Chapdelaine is well-known by many as the head coach of the Spartan varsity women’s soccer team. He has guided the team to conference championships, earned Coach of the Year honors, and has built a program based on hard work and respect in the classroom, on the field, and in the community. It is this dual role which has allowed for Chapdelaine to have a unique perspective on the club sports community. “As a varsity coach, I make a majority of the decisions for our program based on what I believe is in the best interest of the university and our students. One of the really cool things about club sports is that the students make the decisions based upon meetings they have with teammates and they utilize a formal governance structure. My role is to help guide them through the process and assist in building their vision using my experiences in athletics and with the broader university community.”
Castleton students have recently added badminton, bowling, cycling, curling, and ultimate frisbee to the growing list of club sports. Badminton and cycling each boast rosters of more than two dozen students, while the bowling team had the fourth-ranked bowler in the country this past season. The success of these programs makes the prospects for eSports very enticing.
According to Weld, the potential of eSports is endless. “I know just enough about eSports to know it’s a win-win for us to add,” Weld said. “When the League of Legends is selling out 80,000 seats in an Olympic stadium to witness their championships live, and another 57 million are tuning in online, you know there is huge potential. I am a traditional sports fan who was admittedly skeptical of the potential at first, but those numbers are staggering when you consider 40 million people watched Game 7 of the 2016 World Series and that set a 25-year high water mark.”
While Castleton considered adding eSports as a varsity program initially, the decision to encourage its students to build the program before eventually elevating it to varsity status held vast appeal to all involved.
“Our students are the ones with the knowledge base in this arena,” Weld said. “It’s not as if we are adding a traditional sport such as football or ice hockey where there is a very clear model to follow. This is all very embryonic, and to have students at the forefront means that the program will be built through their lens, making it more appealing to future Spartans.”

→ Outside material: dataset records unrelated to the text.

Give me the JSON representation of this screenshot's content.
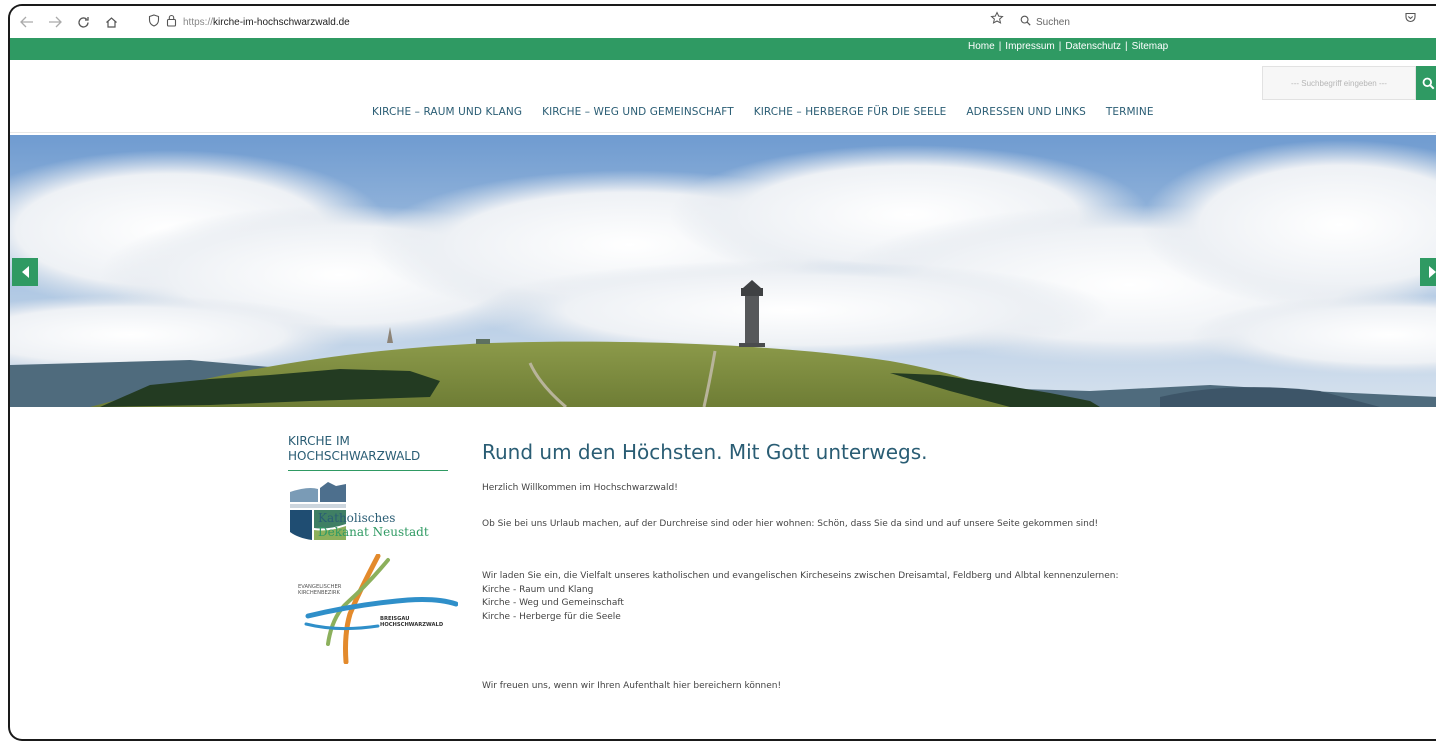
{
  "browser": {
    "url_prefix": "https://",
    "url_domain": "kirche-im-hochschwarzwald.de",
    "search_placeholder": "Suchen",
    "icons": [
      "back-icon",
      "forward-icon",
      "reload-icon",
      "home-icon",
      "shield-icon",
      "lock-icon",
      "star-icon",
      "search-icon",
      "pocket-icon"
    ]
  },
  "topbar": {
    "links": [
      "Home",
      "Impressum",
      "Datenschutz",
      "Sitemap"
    ],
    "color": "#2f9a63"
  },
  "site_search": {
    "placeholder": "--- Suchbegriff eingeben ---"
  },
  "mainnav": {
    "items": [
      "KIRCHE – RAUM UND KLANG",
      "KIRCHE – WEG UND GEMEINSCHAFT",
      "KIRCHE – HERBERGE FÜR DIE SEELE",
      "ADRESSEN UND LINKS",
      "TERMINE"
    ],
    "color": "#2a5d74"
  },
  "sidebar": {
    "title_line1": "KIRCHE IM",
    "title_line2": "HOCHSCHWARZWALD",
    "logo_kath_line1": "Katholisches",
    "logo_kath_line2": "Dekanat Neustadt",
    "logo_evang_line1": "EVANGELISCHER",
    "logo_evang_line2": "KIRCHENBEZIRK",
    "logo_evang_line3": "BREISGAU",
    "logo_evang_line4": "HOCHSCHWARZWALD"
  },
  "content": {
    "title": "Rund um den Höchsten. Mit Gott unterwegs.",
    "welcome": "Herzlich Willkommen im Hochschwarzwald!",
    "para1": "Ob Sie bei uns Urlaub machen, auf der Durchreise sind oder hier wohnen: Schön, dass Sie da sind und auf unsere Seite gekommen sind!",
    "para2": "Wir laden Sie ein, die Vielfalt unseres katholischen und evangelischen Kircheseins zwischen Dreisamtal, Feldberg und Albtal kennenzulernen:",
    "list": [
      "Kirche - Raum und Klang",
      "Kirche - Weg und Gemeinschaft",
      "Kirche - Herberge für die Seele"
    ],
    "closing": "Wir freuen uns, wenn wir Ihren Aufenthalt hier bereichern können!"
  }
}
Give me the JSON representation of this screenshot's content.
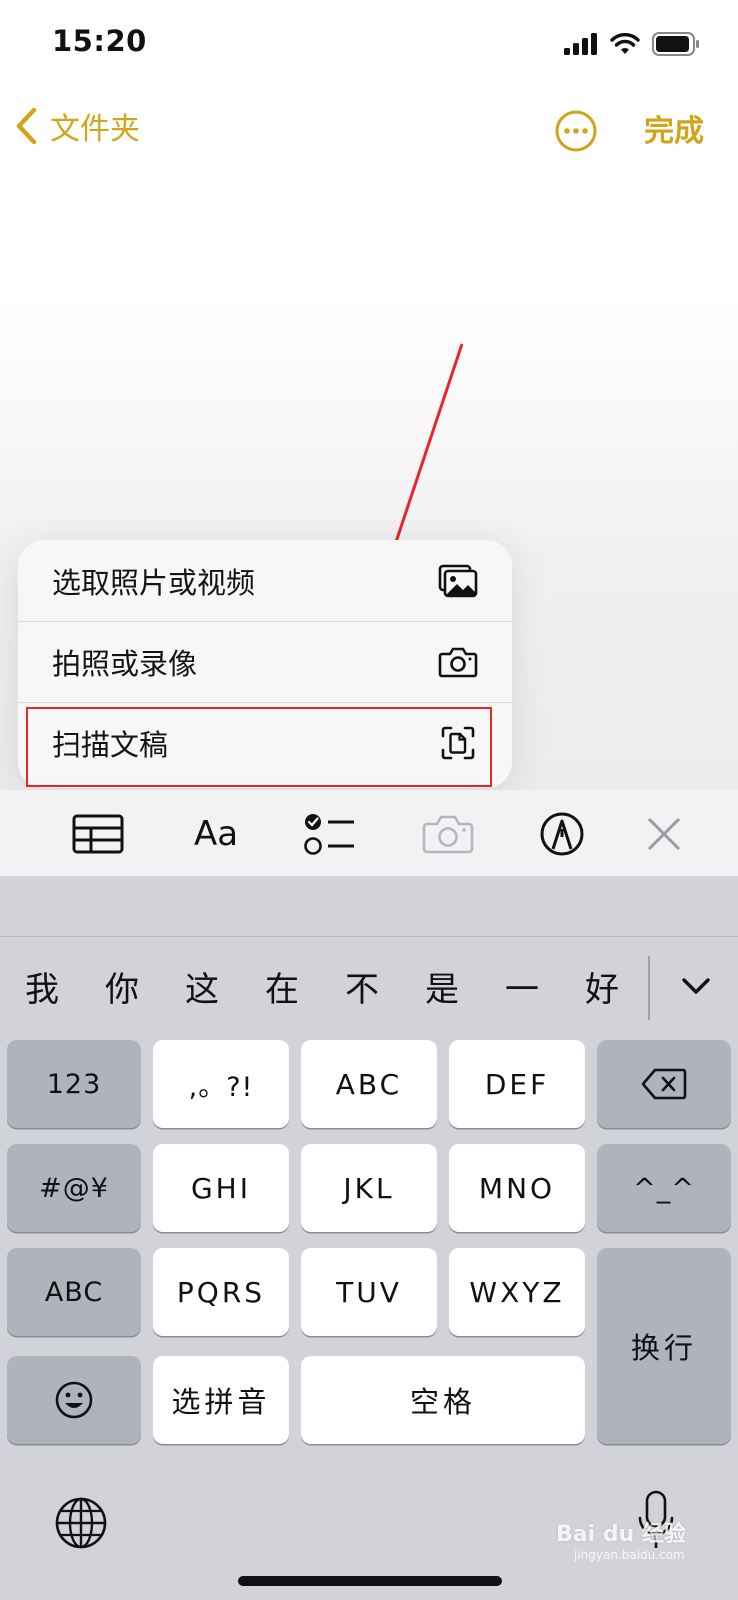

With several opportunities to create meaningful collaborations both on campus and off, Weld has seen a wealth of new energy born from this single club. “My role with the university is to build bridges, create connections, and advance the university utilizing a collaborative process. There are very few opportunities where I can point to a single club and say, the Information Technology staff is excited about helping with technology infrastructure, the Student Life office is excited about more opportunities for student engagement, the Admissions office is excited about another engaging enrollment driver, and the Development office has an untapped avenue to seek new funding partners and naming opportunities. It’s just a quintessentially Castleton moment, where everyone comes together in support of our students to build a transformational experience. For me, it doesn’t get any better than that.”